[Problem details]:
Report every line of the data that includes "Workorder".
-- Opening Marker --
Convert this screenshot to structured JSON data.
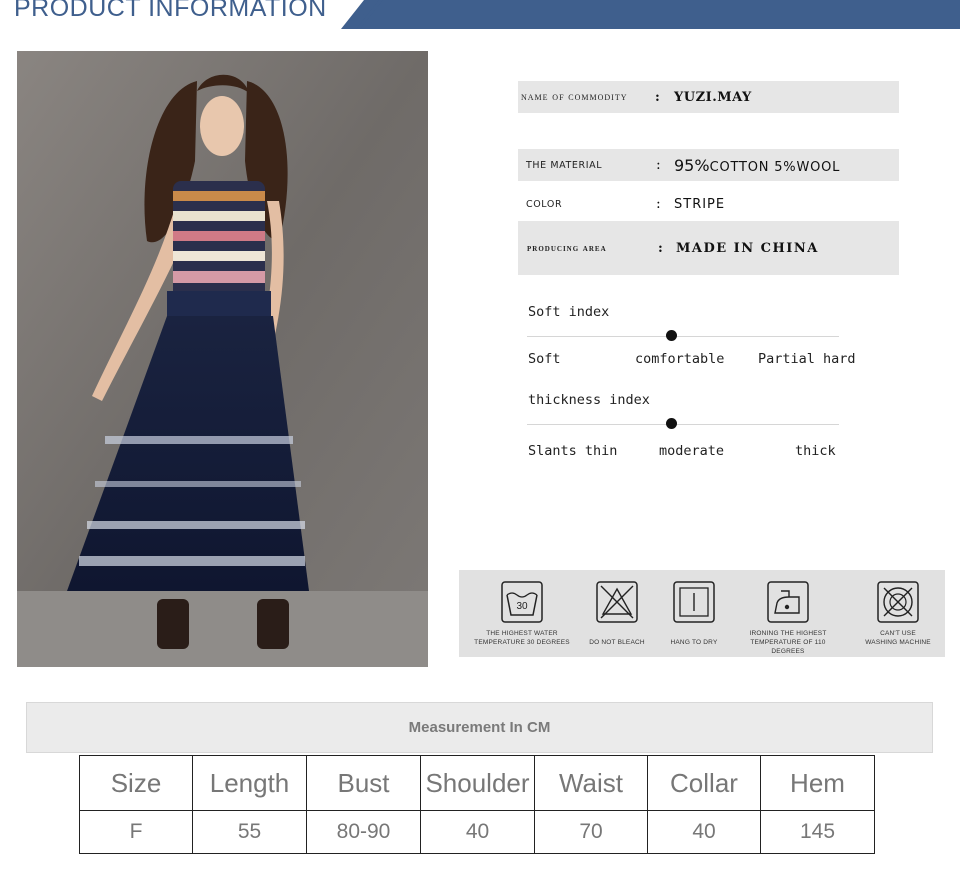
{
  "header": {
    "title": "PRODUCT INFORMATION",
    "colors": {
      "band": "#3f5f8d",
      "title": "#3f5f8d"
    }
  },
  "photo": {
    "alt_icon": "model-photo"
  },
  "info": {
    "name": {
      "label": "name of commodity",
      "sep": ":",
      "value": "YUZI.MAY"
    },
    "material": {
      "label": "THE MATERIAL",
      "sep": ":",
      "value_big": "95%",
      "value_rest": "COTTON 5%WOOL"
    },
    "color": {
      "label": "COLOR",
      "sep": ":",
      "value": "STRIPE"
    },
    "area": {
      "label": "producing area",
      "sep": ":",
      "value": "MADE IN CHINA"
    }
  },
  "soft_index": {
    "title": "Soft index",
    "labels": [
      "Soft",
      "comfortable",
      "Partial hard"
    ],
    "level": 0.5
  },
  "thickness_index": {
    "title": "thickness index",
    "labels": [
      "Slants thin",
      "moderate",
      "thick"
    ],
    "level": 0.5
  },
  "care": {
    "items": [
      {
        "icon": "wash-30-icon",
        "temp": "30",
        "caption": [
          "THE HIGHEST WATER",
          "TEMPERATURE 30 DEGREES"
        ]
      },
      {
        "icon": "no-bleach-icon",
        "caption": [
          "DO NOT BLEACH"
        ]
      },
      {
        "icon": "hang-dry-icon",
        "caption": [
          "HANG TO DRY"
        ]
      },
      {
        "icon": "iron-icon",
        "caption": [
          "IRONING THE HIGHEST",
          "TEMPERATURE OF 110 DEGREES"
        ]
      },
      {
        "icon": "no-machine-wash-icon",
        "caption": [
          "CAN'T USE",
          "WASHING MACHINE"
        ]
      }
    ]
  },
  "measurement": {
    "title": "Measurement In CM",
    "headers": [
      "Size",
      "Length",
      "Bust",
      "Shoulder",
      "Waist",
      "Collar",
      "Hem"
    ],
    "rows": [
      [
        "F",
        "55",
        "80-90",
        "40",
        "70",
        "40",
        "145"
      ]
    ]
  }
}
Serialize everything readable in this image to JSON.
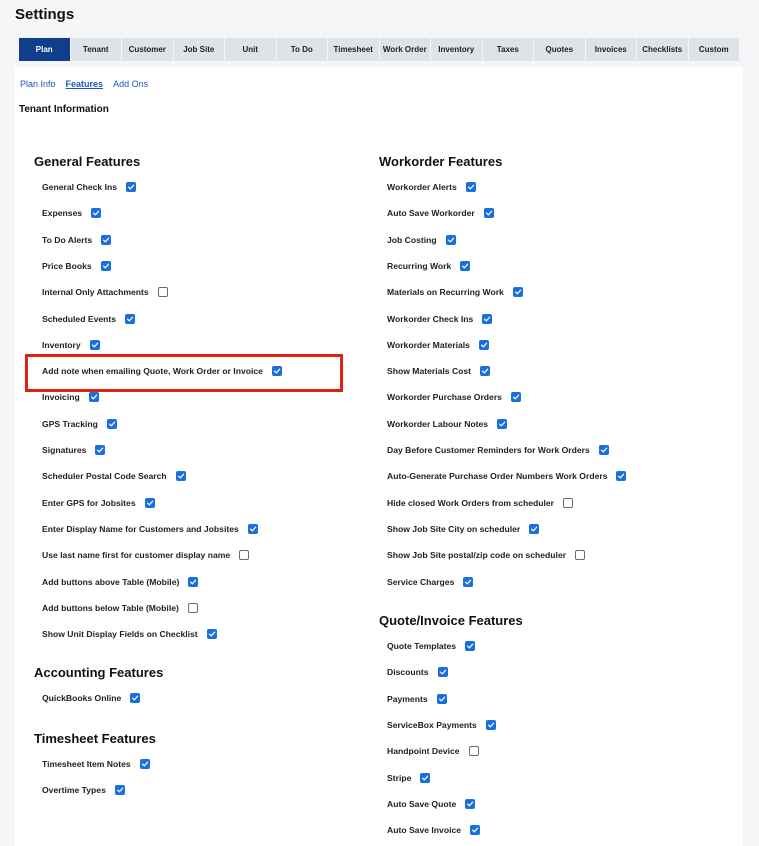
{
  "page_title": "Settings",
  "tabs": [
    {
      "label": "Plan",
      "active": true
    },
    {
      "label": "Tenant"
    },
    {
      "label": "Customer"
    },
    {
      "label": "Job Site"
    },
    {
      "label": "Unit"
    },
    {
      "label": "To Do"
    },
    {
      "label": "Timesheet"
    },
    {
      "label": "Work Order"
    },
    {
      "label": "Inventory"
    },
    {
      "label": "Taxes"
    },
    {
      "label": "Quotes"
    },
    {
      "label": "Invoices"
    },
    {
      "label": "Checklists"
    },
    {
      "label": "Custom"
    }
  ],
  "subnav": [
    {
      "label": "Plan Info"
    },
    {
      "label": "Features",
      "active": true
    },
    {
      "label": "Add Ons"
    }
  ],
  "tenant_info": "Tenant Information",
  "colors": {
    "accent": "#1a6fe0",
    "active_tab": "#113e8a",
    "highlight": "#e0210f"
  },
  "sections": [
    {
      "title": "General Features",
      "features": [
        {
          "label": "General Check Ins",
          "checked": true
        },
        {
          "label": "Expenses",
          "checked": true
        },
        {
          "label": "To Do Alerts",
          "checked": true
        },
        {
          "label": "Price Books",
          "checked": true
        },
        {
          "label": "Internal Only Attachments",
          "checked": false
        },
        {
          "label": "Scheduled Events",
          "checked": true
        },
        {
          "label": "Inventory",
          "checked": true
        },
        {
          "label": "Add note when emailing Quote, Work Order or Invoice",
          "checked": true
        },
        {
          "label": "Invoicing",
          "checked": true
        },
        {
          "label": "GPS Tracking",
          "checked": true
        },
        {
          "label": "Signatures",
          "checked": true
        },
        {
          "label": "Scheduler Postal Code Search",
          "checked": true
        },
        {
          "label": "Enter GPS for Jobsites",
          "checked": true
        },
        {
          "label": "Enter Display Name for Customers and Jobsites",
          "checked": true
        },
        {
          "label": "Use last name first for customer display name",
          "checked": false
        },
        {
          "label": "Add buttons above Table (Mobile)",
          "checked": true
        },
        {
          "label": "Add buttons below Table (Mobile)",
          "checked": false
        },
        {
          "label": "Show Unit Display Fields on Checklist",
          "checked": true
        }
      ]
    },
    {
      "title": "Accounting Features",
      "features": [
        {
          "label": "QuickBooks Online",
          "checked": true
        }
      ]
    },
    {
      "title": "Timesheet Features",
      "features": [
        {
          "label": "Timesheet Item Notes",
          "checked": true
        },
        {
          "label": "Overtime Types",
          "checked": true
        }
      ]
    },
    {
      "title": "Workorder Features",
      "features": [
        {
          "label": "Workorder Alerts",
          "checked": true
        },
        {
          "label": "Auto Save Workorder",
          "checked": true
        },
        {
          "label": "Job Costing",
          "checked": true
        },
        {
          "label": "Recurring Work",
          "checked": true
        },
        {
          "label": "Materials on Recurring Work",
          "checked": true
        },
        {
          "label": "Workorder Check Ins",
          "checked": true
        },
        {
          "label": "Workorder Materials",
          "checked": true
        },
        {
          "label": "Show Materials Cost",
          "checked": true
        },
        {
          "label": "Workorder Purchase Orders",
          "checked": true
        },
        {
          "label": "Workorder Labour Notes",
          "checked": true
        },
        {
          "label": "Day Before Customer Reminders for Work Orders",
          "checked": true
        },
        {
          "label": "Auto-Generate Purchase Order Numbers Work Orders",
          "checked": true
        },
        {
          "label": "Hide closed Work Orders from scheduler",
          "checked": false
        },
        {
          "label": "Show Job Site City on scheduler",
          "checked": true
        },
        {
          "label": "Show Job Site postal/zip code on scheduler",
          "checked": false
        },
        {
          "label": "Service Charges",
          "checked": true
        }
      ]
    },
    {
      "title": "Quote/Invoice Features",
      "features": [
        {
          "label": "Quote Templates",
          "checked": true
        },
        {
          "label": "Discounts",
          "checked": true
        },
        {
          "label": "Payments",
          "checked": true
        },
        {
          "label": "ServiceBox Payments",
          "checked": true
        },
        {
          "label": "Handpoint Device",
          "checked": false
        },
        {
          "label": "Stripe",
          "checked": true
        },
        {
          "label": "Auto Save Quote",
          "checked": true
        },
        {
          "label": "Auto Save Invoice",
          "checked": true
        }
      ]
    }
  ]
}
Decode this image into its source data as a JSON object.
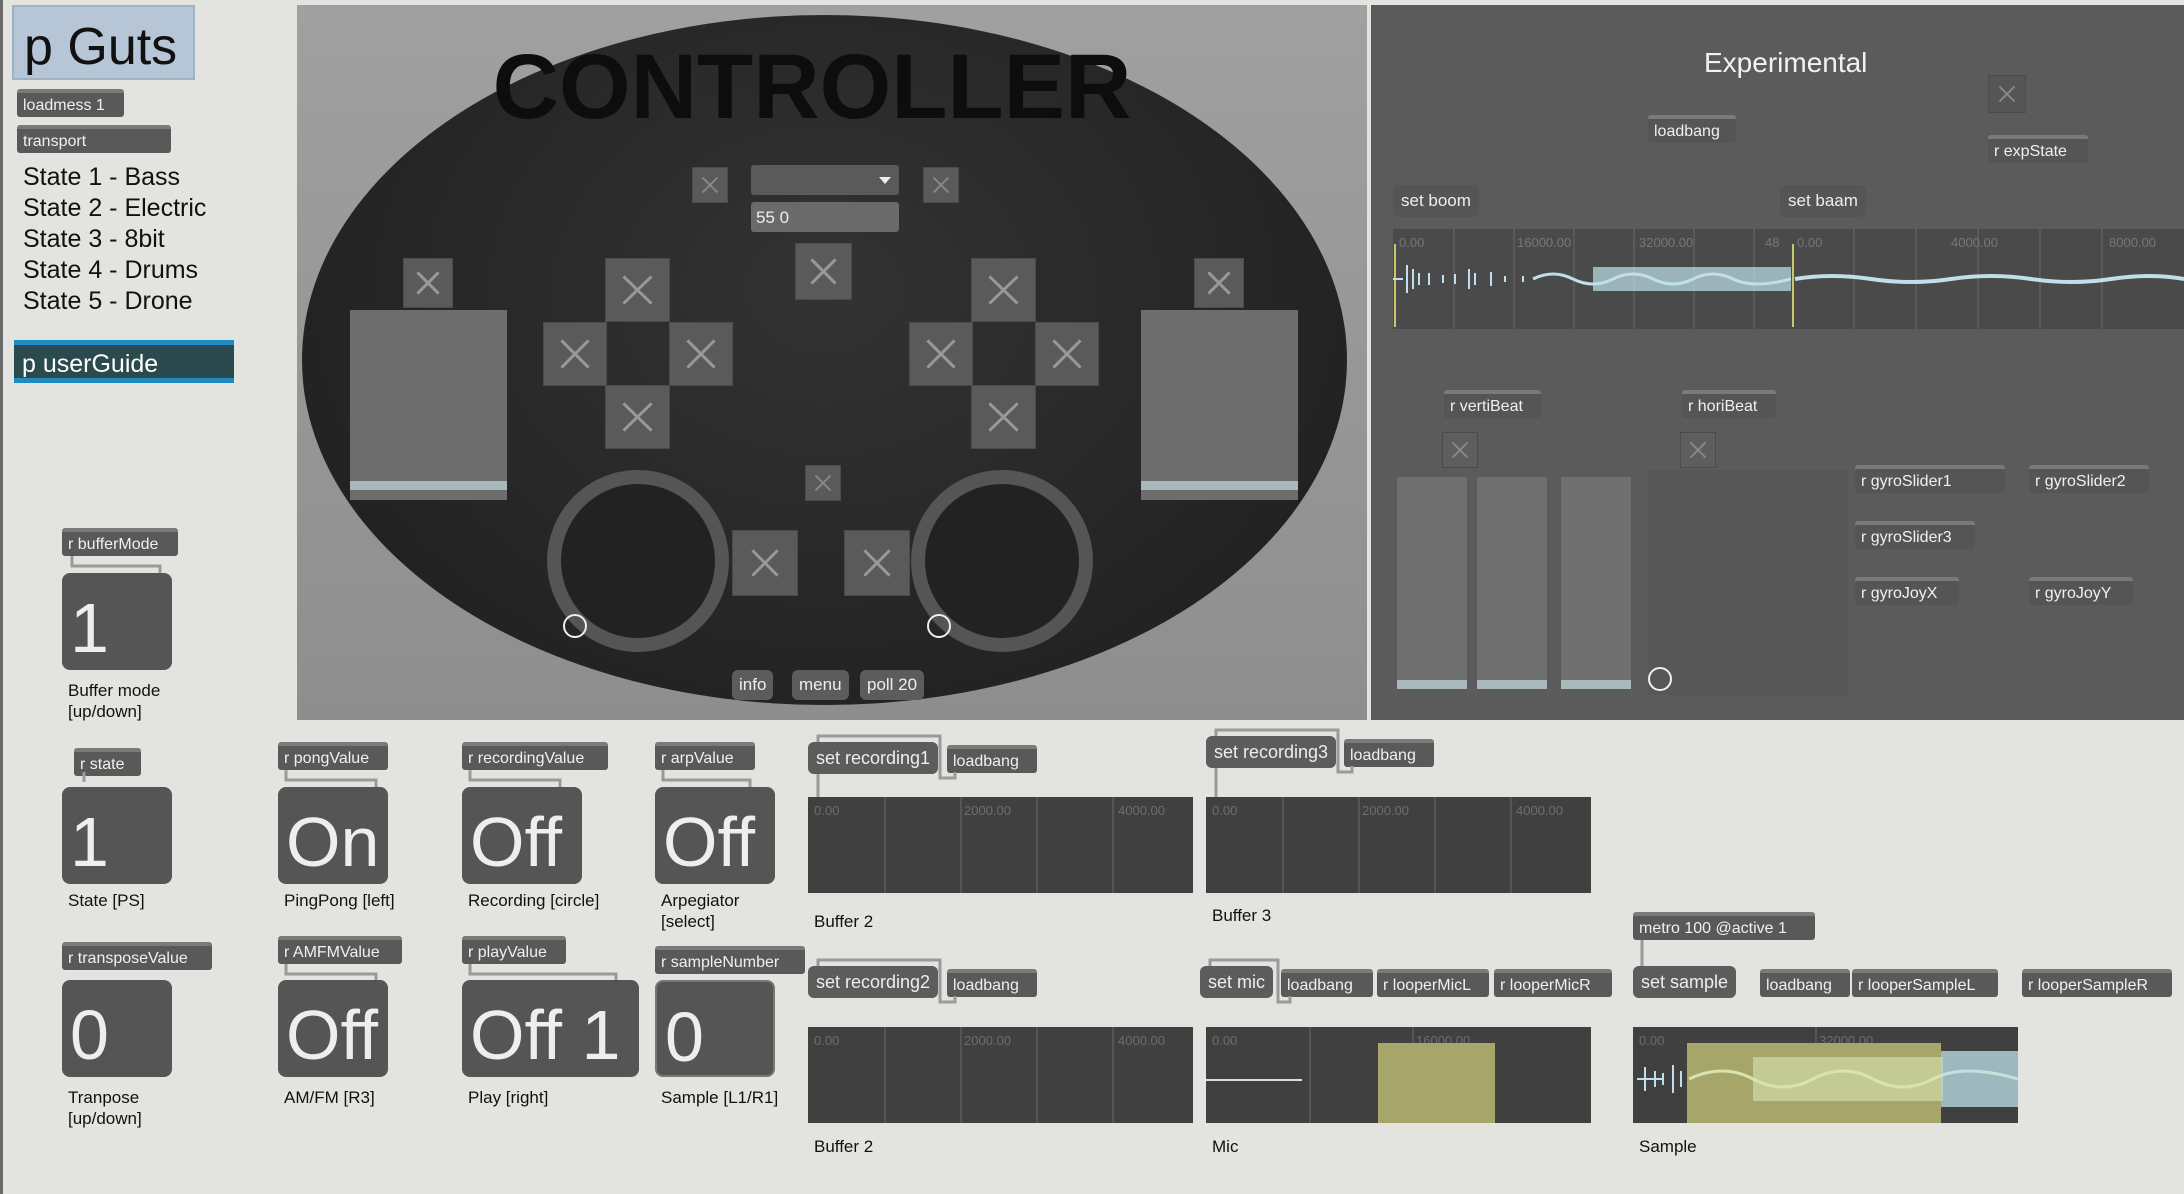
{
  "left": {
    "title": "p Guts",
    "loadmess": "loadmess 1",
    "transport": "transport",
    "states": [
      "State 1 - Bass",
      "State 2 - Electric",
      "State 3 - 8bit",
      "State 4 - Drums",
      "State 5 - Drone"
    ],
    "userguide": "p userGuide",
    "buffermode_recv": "r bufferMode",
    "buffermode_value": "1",
    "buffermode_caption": "Buffer mode [up/down]",
    "state_recv": "r state",
    "state_value": "1",
    "state_caption": "State [PS]",
    "transpose_recv": "r transposeValue",
    "transpose_value": "0",
    "transpose_caption": "Tranpose [up/down]"
  },
  "controls": [
    {
      "recv": "r pongValue",
      "value": "On",
      "caption": "PingPong [left]"
    },
    {
      "recv": "r recordingValue",
      "value": "Off",
      "caption": "Recording [circle]"
    },
    {
      "recv": "r arpValue",
      "value": "Off",
      "caption": "Arpegiator [select]"
    },
    {
      "recv": "r AMFMValue",
      "value": "Off",
      "caption": "AM/FM [R3]"
    },
    {
      "recv": "r playValue",
      "value": "Off 1",
      "caption": "Play [right]"
    },
    {
      "recv": "r sampleNumber",
      "value": "0",
      "caption": "Sample [L1/R1]"
    }
  ],
  "controller": {
    "title": "CONTROLLER",
    "display_value": "55 0",
    "buttons": {
      "info": "info",
      "menu": "menu",
      "poll": "poll 20"
    },
    "left_slider_level": 0.05,
    "right_slider_level": 0.05
  },
  "experimental": {
    "title": "Experimental",
    "loadbang": "loadbang",
    "expstate": "r expState",
    "set_boom": "set boom",
    "set_baam": "set baam",
    "ticks_a": [
      "0.00",
      "16000.00",
      "32000.00",
      "48"
    ],
    "ticks_b": [
      "0.00",
      "4000.00",
      "8000.00"
    ],
    "vertibeat": "r vertiBeat",
    "horibeat": "r horiBeat",
    "gyro1": "r gyroSlider1",
    "gyro2": "r gyroSlider2",
    "gyro3": "r gyroSlider3",
    "joyx": "r gyroJoyX",
    "joyy": "r gyroJoyY"
  },
  "buffers": {
    "rec1": "set recording1",
    "rec2": "set recording2",
    "rec3": "set recording3",
    "loadbang": "loadbang",
    "ticks": [
      "0.00",
      "2000.00",
      "4000.00"
    ],
    "ticks_mic": [
      "0.00",
      "16000.00"
    ],
    "ticks_sample": [
      "0.00",
      "32000.00"
    ],
    "label_buffer2a": "Buffer 2",
    "label_buffer3": "Buffer 3",
    "label_buffer2b": "Buffer 2",
    "label_mic": "Mic",
    "label_sample": "Sample",
    "metro": "metro 100 @active 1",
    "set_mic": "set mic",
    "looper_mic_l": "r looperMicL",
    "looper_mic_r": "r looperMicR",
    "set_sample": "set sample",
    "looper_sample_l": "r looperSampleL",
    "looper_sample_r": "r looperSampleR"
  },
  "colors": {
    "background": "#e3e3df",
    "controller_panel": "#9a9a9a",
    "controller_body": "#2a2a2a",
    "experimental_panel": "#5b5b5b",
    "waveform": "#bfe0ea",
    "selection": "#a6a66a",
    "userguide_accent": "#1f8bc0"
  }
}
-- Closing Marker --
[Exercise output]:
      "title": "Workorder Features",
          "label": "Workorder Alerts",
          "label": "Auto Save Workorder",
          "label": "Workorder Check Ins",
          "label": "Workorder Materials",
          "label": "Workorder Purchase Orders",
          "label": "Workorder Labour Notes",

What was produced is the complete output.